**Exercise details**
Tally the lines in the listing below that contain the string "Ajuda", and state only the total.

**Information given**
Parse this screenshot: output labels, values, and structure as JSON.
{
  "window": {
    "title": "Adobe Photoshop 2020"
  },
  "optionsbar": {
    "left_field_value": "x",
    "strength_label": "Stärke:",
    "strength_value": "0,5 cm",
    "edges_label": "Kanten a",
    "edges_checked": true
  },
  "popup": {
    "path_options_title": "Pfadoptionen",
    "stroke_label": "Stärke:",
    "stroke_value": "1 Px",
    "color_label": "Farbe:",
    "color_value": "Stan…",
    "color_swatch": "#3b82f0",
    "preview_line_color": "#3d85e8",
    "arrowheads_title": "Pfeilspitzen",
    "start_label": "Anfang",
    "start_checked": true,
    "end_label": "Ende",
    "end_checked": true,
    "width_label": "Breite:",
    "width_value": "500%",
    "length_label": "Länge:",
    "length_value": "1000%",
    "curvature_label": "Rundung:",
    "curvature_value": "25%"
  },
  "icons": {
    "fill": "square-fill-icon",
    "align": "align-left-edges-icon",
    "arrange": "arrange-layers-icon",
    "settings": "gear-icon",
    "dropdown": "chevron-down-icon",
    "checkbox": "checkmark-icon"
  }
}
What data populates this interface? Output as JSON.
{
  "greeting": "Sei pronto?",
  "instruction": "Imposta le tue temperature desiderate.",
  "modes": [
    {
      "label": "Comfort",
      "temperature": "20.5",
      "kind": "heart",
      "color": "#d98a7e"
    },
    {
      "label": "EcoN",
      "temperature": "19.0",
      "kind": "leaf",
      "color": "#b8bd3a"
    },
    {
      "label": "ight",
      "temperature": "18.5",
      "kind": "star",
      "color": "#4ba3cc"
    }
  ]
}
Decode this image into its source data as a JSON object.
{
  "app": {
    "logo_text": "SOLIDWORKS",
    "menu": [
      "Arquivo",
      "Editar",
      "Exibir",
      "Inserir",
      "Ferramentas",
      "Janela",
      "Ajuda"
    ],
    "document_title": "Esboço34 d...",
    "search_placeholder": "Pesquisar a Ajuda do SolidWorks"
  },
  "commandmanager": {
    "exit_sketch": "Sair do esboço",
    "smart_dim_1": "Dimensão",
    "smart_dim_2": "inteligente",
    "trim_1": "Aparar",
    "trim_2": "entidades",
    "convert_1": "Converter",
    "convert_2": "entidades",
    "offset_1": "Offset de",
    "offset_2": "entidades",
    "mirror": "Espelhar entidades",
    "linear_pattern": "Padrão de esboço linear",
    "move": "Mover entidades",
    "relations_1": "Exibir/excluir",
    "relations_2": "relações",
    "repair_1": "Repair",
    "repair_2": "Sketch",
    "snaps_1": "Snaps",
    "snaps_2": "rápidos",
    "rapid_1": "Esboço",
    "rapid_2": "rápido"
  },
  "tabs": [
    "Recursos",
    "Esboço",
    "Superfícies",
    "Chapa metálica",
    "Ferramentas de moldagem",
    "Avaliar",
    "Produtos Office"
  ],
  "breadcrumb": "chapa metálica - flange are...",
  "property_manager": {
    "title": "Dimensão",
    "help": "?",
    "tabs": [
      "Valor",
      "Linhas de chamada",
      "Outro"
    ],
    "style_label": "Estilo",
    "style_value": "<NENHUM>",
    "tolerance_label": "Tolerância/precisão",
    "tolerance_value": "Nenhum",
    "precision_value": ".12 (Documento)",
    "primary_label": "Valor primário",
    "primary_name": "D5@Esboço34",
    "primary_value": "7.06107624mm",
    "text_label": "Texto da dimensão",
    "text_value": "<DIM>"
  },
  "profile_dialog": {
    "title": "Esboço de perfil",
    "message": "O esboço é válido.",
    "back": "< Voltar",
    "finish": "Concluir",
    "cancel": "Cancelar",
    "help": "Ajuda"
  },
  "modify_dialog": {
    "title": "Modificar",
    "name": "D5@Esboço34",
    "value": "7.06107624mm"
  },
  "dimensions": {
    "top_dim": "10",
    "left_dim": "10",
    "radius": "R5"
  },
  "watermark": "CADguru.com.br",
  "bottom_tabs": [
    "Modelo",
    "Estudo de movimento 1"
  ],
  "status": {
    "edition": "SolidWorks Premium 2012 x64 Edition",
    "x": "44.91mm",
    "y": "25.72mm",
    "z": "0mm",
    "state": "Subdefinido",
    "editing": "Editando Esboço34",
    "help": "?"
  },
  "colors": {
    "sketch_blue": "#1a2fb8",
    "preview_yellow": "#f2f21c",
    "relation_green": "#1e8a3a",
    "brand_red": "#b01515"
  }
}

**Task answer**
3